_Task_
From the records below, please return each line that holds the word "double".

* * * * *

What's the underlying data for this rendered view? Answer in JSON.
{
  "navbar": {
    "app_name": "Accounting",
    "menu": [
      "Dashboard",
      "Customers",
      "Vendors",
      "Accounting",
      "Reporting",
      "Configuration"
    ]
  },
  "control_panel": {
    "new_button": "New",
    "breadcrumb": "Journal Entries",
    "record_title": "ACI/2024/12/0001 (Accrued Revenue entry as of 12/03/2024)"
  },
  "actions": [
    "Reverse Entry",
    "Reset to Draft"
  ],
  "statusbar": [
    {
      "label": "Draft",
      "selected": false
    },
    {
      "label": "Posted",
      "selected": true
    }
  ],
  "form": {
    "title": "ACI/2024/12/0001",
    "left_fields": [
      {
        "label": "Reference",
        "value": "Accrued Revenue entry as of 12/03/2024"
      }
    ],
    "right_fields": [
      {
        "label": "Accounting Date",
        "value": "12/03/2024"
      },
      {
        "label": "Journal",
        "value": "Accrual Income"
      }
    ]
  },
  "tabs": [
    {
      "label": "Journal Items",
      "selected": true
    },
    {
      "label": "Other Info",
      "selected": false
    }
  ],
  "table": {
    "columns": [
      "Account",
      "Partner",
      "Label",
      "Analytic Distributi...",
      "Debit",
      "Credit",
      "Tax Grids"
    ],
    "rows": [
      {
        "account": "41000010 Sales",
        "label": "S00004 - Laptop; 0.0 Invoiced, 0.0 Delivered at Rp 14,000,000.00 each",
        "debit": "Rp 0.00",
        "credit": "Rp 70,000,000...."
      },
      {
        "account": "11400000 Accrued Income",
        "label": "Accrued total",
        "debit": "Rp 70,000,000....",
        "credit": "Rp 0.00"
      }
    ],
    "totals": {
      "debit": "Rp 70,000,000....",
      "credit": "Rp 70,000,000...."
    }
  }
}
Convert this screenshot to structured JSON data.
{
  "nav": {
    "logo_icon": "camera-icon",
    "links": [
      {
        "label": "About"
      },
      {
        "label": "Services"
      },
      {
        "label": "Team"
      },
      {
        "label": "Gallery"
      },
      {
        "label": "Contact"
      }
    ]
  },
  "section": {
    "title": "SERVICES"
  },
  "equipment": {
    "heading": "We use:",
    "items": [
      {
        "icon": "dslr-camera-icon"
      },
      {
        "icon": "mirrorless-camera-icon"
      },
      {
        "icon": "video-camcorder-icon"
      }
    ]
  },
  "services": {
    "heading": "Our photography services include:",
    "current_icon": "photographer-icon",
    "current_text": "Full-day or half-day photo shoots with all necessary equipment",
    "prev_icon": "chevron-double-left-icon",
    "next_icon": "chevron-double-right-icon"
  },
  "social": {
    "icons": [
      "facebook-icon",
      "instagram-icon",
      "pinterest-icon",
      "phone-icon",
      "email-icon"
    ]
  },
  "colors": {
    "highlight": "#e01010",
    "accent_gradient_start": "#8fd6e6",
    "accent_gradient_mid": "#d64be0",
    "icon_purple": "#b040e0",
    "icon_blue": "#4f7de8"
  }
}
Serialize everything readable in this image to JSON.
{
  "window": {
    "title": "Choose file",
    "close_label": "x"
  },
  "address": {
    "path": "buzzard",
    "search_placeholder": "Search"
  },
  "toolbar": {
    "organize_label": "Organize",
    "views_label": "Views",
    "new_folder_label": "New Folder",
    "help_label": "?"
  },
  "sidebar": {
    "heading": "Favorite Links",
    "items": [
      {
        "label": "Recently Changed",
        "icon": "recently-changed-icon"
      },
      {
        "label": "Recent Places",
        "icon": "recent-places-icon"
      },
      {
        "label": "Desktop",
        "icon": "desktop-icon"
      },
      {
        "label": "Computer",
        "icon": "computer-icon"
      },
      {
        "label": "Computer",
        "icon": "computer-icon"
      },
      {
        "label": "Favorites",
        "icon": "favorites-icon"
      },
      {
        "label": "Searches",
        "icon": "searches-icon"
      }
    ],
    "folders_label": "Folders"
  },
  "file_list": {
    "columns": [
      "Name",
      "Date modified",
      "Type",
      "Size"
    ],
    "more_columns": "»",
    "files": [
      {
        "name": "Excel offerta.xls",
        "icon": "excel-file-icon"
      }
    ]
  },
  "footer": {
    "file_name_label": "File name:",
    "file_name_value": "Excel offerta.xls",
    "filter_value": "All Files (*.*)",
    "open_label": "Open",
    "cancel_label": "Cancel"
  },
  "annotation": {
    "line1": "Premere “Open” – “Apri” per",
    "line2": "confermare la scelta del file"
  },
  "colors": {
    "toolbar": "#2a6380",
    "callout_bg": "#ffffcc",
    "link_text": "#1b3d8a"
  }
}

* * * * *

_Task output_
    "prev_icon": "chevron-double-left-icon",
    "next_icon": "chevron-double-right-icon"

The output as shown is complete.